The stakes seem high. Luckily he quickly falls into “what have I done?” mode and thinks about the future of Camelot.
Gere is very charismatic as Lancelot at the beginning, but I think as the movie focuses on him less he has a hard time keeping it up. Then there’s a part where he hides behind a bush and cries, and for a second it seems like it’s because he can’t get the girl, and you feel like telling him to man up. But then you realize it’s because he’s remembering his family getting killed. I guess that’s okay. Even though Batman wouldn’t cry like that.
Connery is really good as well. I think I’ve confessed this before, but I don’t have the same love affair with Connery that the world does, especially in this era. When he’s supposed to be wacky, like in INDIANA JONES AND THE HILARIOUS RELATIONSHIP HE HAS WITH HIS OLD MAN he’s like nails on a chalkboard to me, or a bomb on a lead-lined refrigerator. But here he’s charming and inspirational. A rugged man who cleans up well. I wonder if Guinevere ever considered a PAINT YOUR WAGON type marriage scenario?

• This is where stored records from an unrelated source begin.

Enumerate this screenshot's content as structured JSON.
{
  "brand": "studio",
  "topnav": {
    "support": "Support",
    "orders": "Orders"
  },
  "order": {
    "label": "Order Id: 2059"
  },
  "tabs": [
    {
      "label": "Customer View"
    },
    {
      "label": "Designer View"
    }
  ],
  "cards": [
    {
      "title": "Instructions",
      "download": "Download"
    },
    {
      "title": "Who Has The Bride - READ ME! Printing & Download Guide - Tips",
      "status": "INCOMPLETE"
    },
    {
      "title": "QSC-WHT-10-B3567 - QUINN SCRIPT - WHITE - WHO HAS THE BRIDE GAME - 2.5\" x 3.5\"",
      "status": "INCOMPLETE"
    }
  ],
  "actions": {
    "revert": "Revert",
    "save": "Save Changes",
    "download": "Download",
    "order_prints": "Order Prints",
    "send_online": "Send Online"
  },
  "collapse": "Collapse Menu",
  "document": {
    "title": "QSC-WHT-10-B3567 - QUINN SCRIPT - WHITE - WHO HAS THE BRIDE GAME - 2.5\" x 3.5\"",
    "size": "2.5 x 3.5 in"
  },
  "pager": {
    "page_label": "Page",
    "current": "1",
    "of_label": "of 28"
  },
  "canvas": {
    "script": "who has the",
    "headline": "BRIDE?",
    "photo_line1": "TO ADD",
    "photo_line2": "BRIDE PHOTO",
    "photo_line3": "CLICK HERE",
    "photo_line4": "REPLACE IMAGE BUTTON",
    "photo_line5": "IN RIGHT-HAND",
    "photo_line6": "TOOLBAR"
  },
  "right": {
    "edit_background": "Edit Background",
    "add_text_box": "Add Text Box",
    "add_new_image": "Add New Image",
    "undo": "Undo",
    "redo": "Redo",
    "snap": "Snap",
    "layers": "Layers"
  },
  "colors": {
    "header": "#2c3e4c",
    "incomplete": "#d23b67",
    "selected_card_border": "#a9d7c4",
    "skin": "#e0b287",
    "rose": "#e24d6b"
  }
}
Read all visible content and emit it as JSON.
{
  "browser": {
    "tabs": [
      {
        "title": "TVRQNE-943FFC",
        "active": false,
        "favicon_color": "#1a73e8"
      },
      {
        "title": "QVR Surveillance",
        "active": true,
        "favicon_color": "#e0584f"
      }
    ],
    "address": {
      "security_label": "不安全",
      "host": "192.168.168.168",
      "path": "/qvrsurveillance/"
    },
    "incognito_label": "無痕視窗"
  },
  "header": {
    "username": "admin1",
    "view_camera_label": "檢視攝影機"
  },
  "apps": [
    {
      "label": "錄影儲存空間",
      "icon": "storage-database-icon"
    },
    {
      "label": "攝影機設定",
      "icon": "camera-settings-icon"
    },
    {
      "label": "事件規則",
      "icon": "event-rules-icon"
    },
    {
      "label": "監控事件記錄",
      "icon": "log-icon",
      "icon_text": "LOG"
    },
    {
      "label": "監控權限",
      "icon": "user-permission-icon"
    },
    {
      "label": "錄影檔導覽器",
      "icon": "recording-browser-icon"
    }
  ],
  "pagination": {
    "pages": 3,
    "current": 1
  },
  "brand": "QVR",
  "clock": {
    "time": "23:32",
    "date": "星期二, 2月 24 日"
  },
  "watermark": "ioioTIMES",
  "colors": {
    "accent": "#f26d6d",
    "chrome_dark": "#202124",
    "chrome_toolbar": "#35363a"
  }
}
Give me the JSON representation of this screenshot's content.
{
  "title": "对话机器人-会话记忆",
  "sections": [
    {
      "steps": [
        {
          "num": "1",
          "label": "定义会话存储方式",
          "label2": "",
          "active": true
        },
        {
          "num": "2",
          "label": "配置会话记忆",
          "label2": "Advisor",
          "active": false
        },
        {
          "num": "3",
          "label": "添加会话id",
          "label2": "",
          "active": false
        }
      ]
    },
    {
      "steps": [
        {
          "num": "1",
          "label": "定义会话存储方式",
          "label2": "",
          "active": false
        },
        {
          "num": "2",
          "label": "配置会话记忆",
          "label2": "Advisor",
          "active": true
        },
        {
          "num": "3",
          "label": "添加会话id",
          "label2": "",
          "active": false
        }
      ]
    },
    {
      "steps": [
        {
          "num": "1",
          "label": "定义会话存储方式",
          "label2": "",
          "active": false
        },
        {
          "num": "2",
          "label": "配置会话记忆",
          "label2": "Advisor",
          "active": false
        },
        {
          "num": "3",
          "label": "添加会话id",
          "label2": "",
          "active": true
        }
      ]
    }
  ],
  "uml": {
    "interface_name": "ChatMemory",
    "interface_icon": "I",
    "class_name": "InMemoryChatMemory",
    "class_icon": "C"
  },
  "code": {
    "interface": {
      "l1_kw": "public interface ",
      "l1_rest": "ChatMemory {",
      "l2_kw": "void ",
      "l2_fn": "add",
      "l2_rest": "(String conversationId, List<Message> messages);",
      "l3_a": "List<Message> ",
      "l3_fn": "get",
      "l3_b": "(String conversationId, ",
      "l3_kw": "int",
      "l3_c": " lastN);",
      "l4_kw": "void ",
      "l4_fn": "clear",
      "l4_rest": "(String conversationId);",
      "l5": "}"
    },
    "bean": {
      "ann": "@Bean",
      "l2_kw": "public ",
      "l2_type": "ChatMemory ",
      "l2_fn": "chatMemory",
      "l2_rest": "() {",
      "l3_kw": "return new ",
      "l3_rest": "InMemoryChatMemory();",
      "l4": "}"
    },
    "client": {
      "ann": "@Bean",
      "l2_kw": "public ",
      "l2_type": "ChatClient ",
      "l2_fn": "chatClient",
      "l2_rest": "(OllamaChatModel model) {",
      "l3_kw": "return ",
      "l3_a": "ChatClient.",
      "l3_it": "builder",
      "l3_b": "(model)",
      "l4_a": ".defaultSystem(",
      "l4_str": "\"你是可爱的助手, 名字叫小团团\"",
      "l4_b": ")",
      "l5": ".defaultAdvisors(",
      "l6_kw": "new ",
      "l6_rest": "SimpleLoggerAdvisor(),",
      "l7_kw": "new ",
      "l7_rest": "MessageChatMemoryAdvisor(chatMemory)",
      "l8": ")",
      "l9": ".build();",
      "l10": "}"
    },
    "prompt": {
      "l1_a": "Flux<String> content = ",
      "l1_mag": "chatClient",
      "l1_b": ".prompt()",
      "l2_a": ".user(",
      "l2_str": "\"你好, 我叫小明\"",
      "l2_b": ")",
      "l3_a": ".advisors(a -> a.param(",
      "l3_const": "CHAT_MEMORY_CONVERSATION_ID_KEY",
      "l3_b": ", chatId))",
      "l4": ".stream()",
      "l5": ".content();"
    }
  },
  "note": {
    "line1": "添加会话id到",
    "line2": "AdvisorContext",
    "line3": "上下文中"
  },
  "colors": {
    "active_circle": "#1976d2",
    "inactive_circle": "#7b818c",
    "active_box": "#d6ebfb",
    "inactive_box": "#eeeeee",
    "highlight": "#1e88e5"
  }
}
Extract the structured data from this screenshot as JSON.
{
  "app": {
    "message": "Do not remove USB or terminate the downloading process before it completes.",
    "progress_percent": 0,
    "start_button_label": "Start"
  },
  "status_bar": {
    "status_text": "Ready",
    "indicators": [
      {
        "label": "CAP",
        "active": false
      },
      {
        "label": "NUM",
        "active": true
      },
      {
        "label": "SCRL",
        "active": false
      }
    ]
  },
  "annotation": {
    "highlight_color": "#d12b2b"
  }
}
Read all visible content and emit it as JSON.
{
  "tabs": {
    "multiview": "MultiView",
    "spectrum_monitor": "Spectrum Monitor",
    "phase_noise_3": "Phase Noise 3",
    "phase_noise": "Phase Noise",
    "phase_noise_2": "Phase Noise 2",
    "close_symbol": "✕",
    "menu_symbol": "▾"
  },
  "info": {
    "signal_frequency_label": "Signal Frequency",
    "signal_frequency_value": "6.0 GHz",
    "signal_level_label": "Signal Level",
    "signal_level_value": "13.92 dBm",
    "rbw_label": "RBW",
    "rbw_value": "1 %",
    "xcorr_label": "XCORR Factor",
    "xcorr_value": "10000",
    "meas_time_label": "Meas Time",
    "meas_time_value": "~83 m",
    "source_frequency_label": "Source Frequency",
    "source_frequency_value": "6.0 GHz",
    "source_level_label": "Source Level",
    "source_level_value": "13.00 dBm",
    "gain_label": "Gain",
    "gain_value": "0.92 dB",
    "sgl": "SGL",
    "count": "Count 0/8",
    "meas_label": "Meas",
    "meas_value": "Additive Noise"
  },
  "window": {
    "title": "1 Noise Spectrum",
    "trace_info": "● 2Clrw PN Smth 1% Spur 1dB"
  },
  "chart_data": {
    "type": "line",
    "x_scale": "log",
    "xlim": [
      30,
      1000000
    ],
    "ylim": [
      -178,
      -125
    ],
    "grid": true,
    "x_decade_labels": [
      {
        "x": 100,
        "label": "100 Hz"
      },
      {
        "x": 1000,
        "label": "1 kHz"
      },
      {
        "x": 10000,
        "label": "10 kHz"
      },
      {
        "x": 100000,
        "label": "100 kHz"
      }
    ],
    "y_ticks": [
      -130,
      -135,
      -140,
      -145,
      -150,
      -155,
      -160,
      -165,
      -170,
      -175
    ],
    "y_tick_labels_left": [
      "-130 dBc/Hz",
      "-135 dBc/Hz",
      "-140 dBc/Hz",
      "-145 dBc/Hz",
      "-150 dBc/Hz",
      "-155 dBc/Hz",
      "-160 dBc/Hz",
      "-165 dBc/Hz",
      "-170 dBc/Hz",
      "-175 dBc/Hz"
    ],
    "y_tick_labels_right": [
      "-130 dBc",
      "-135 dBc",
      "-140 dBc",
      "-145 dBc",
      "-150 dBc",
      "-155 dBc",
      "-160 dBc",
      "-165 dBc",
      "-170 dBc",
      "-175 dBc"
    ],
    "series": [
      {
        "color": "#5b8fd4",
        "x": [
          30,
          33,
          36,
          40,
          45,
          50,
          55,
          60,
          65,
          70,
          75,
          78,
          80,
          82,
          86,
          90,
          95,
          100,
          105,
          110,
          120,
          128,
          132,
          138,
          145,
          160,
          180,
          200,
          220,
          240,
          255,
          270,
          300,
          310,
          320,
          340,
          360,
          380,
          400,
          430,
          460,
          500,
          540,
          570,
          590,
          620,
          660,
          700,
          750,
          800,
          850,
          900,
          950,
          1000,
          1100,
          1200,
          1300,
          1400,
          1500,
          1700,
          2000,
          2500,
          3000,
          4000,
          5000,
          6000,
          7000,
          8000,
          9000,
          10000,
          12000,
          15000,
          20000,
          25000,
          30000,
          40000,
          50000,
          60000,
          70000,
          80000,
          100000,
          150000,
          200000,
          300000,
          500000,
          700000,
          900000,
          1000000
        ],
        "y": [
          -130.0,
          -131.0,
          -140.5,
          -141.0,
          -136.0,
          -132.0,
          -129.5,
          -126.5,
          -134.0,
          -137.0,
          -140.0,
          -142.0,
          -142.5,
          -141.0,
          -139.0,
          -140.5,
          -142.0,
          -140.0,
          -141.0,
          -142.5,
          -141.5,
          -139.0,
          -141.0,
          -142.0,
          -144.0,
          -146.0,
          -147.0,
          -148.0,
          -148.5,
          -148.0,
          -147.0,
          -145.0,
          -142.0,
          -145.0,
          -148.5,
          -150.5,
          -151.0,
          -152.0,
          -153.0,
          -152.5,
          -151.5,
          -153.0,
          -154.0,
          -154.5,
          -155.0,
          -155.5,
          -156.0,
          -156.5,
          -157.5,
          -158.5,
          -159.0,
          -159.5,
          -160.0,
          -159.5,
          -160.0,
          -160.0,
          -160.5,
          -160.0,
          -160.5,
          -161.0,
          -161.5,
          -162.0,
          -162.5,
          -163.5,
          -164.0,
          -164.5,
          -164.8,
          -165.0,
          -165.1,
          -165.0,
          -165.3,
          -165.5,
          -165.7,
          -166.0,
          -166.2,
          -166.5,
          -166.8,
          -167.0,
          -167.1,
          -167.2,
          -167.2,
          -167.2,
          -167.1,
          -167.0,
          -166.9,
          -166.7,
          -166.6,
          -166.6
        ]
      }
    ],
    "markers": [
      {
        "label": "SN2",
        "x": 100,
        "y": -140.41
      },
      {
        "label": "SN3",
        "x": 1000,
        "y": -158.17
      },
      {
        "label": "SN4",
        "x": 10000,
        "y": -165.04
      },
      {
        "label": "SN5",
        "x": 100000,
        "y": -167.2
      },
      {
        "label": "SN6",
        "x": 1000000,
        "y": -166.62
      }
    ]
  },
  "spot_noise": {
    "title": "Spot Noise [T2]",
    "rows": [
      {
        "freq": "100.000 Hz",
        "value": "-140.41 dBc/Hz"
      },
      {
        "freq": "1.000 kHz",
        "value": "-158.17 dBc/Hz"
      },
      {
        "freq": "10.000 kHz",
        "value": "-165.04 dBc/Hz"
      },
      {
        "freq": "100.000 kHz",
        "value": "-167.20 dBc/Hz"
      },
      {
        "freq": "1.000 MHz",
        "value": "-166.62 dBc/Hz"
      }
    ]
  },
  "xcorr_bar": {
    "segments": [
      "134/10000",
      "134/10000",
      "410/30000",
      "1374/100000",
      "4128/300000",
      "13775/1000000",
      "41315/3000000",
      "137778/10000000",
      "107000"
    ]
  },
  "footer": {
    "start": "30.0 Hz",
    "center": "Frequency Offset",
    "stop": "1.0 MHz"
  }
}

Ormond really is the highlight. Her Guinevere is glorified as an ideal queen, introduced playing games with kids but stopping to take charge when informed of an emergency. (Draw your own 9-11 parallels.) She’s not a fighter, but frequently goes into danger with the men. But it’s her vulnerability that makes her interesting, and all of it is in her eyes. In scene after scene Ormond conveys many conflicting emotions without saying a word. It’s hard to imagine someone else making such a perfect corner on this love triangle.
FIRST KNIGHT did okay. It opened against SPECIES, which came in above it at the weekend box office, and below the previous week’s APOLLO 13. But of those three only SPECIES got three sequels, so who’s laughing now, knights and astronauts? Not you.
Director Jerry Zucker, of course, started out making spoof movies like THE KENTUCKY FRIED MOVIE and AIRPLANE! with his brother David. Remember how David came out as conservative, made that terrible movie AN AMERICAN CAROL and complained about how hard it was for right wingers in Hollywood? That’s funny, because in the last 20 years he got to direct that, BASEKETBALL, MY BOSS’S DAUGHTER, three SCARY MOVIE movies and a TV movie called H.U.D. Jerry has only done 2001’s RAT RACE. He has been a producer on a few things though, including MY BEST FRIEND’S WEDDING and, weirdly, FAIR GAME, the movie about the outing of CIA agent Valerie Plame.
Screenwriter William Nicholson, who had been known for SHADOWLANDS, has worked on many classy period pieces since, including GLADIATOR, ELIZABETH: THE GOLDEN AGE, THE MISERABLES, MANDELA: LONG WALK TO FREEDOM and UNBROKEN. Meanwhile his co-story-providers Lorne Cameron & David Hoselton, who had gotten their start on LIKE FATHER LIKE SON, found their way into animation, working on BROTHER BEAR, OVER THE HEDGE and in Hoselton’s case THE NUT JOB.
Connery is primarily known today for turning down THE MATRIX and LORD OF THE RINGS and winning a 1999 Outlaw Award for Inspirational Catch By An Old Dude for his dalliance with Catherine Zeta Jones in ENTRAPMENT (age difference: 39 years), an achievement which unfortunately dwarfed this fine movie where he married a lady only 35 years his junior.
VERN has been reviewing movies since 1999 and is the author of the books SEAGALOGY: A STUDY OF THE ASS-KICKING FILMS OF STEVEN SEAGAL, YIPPEE KI-YAY MOVIEGOER!: WRITINGS ON BRUCE WILLIS, BADASS CINEMA AND OTHER IMPORTANT TOPICS and NIKETOWN: A NOVEL. His horror-action novel WORM ON A HOOK will arrive later this year.